Jay. Here are the keys. I’m sorry I won’t be here when we said we would meet, but I have to go. I just have to say I know you were sometimes mad at me but I am basically a good person and it wasn’t my fault that you thought that when we slept together it meant more than it did. I did the dishes. You left a plate and a cup on the counter and I washed them, and the frying pan. (It wasn’t totally fair to say I never did the dishes.) I left you my mattress, I paid $100 for that a year ago on Kijiji so let’s just say that’s $100 of what I owed you for the last two weeks of the month. So if you get someone to move in immediately, you will actually be $100 ahead. Or anyway you’ll have an extra mattress.

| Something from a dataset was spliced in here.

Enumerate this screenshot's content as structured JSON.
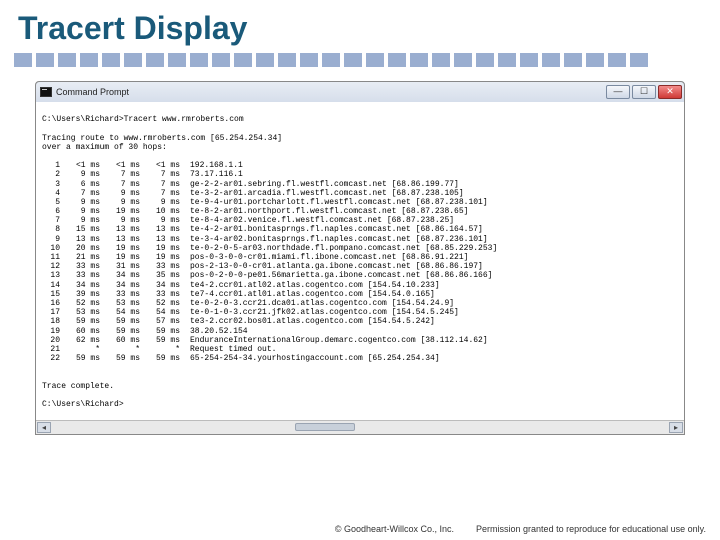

Jay. I feel like no matter what I do, it’s not going to make you happy. I know I said I would meet you tomorrow to hand over the keys but I really feel you are going to be mad at me even though you said you would forgive me if I could truly sincerely apologize and take responsibility for my actions, but I think you will actually be happier if I just leave. So with that in mind I have found a ride for tonight so I can’t meet you in the morning, so I am just leaving the keys for you instead. I wish I never slept with you that time because I feel like no matter how many dishes I might have washed or how many times I took out the garbage you would still be mad at me because I’m sorry but I just don’t like you that way, we were both drunk and it was meaningless. I can’t help how I feel, right?

Jay. No matter what I say you will always be mad at me so I’m not going to say anything at all. I am just leaving you the keys.



Elise Moser has written a passel of short stories; a novel, Because I Have Loved and Hidden It (2009); a YA novel, Lily and Taylor (2013); and a nonfiction book for kids, What Milly Did (2016), which tells the amazing true story of the woman who invented plastics recycling — so the Litter-I-See Project is right up her (litter-strewn) alley! She is a member of the board of PEN Canada.



Up Next:

“I write though you’ve asked for no letters.”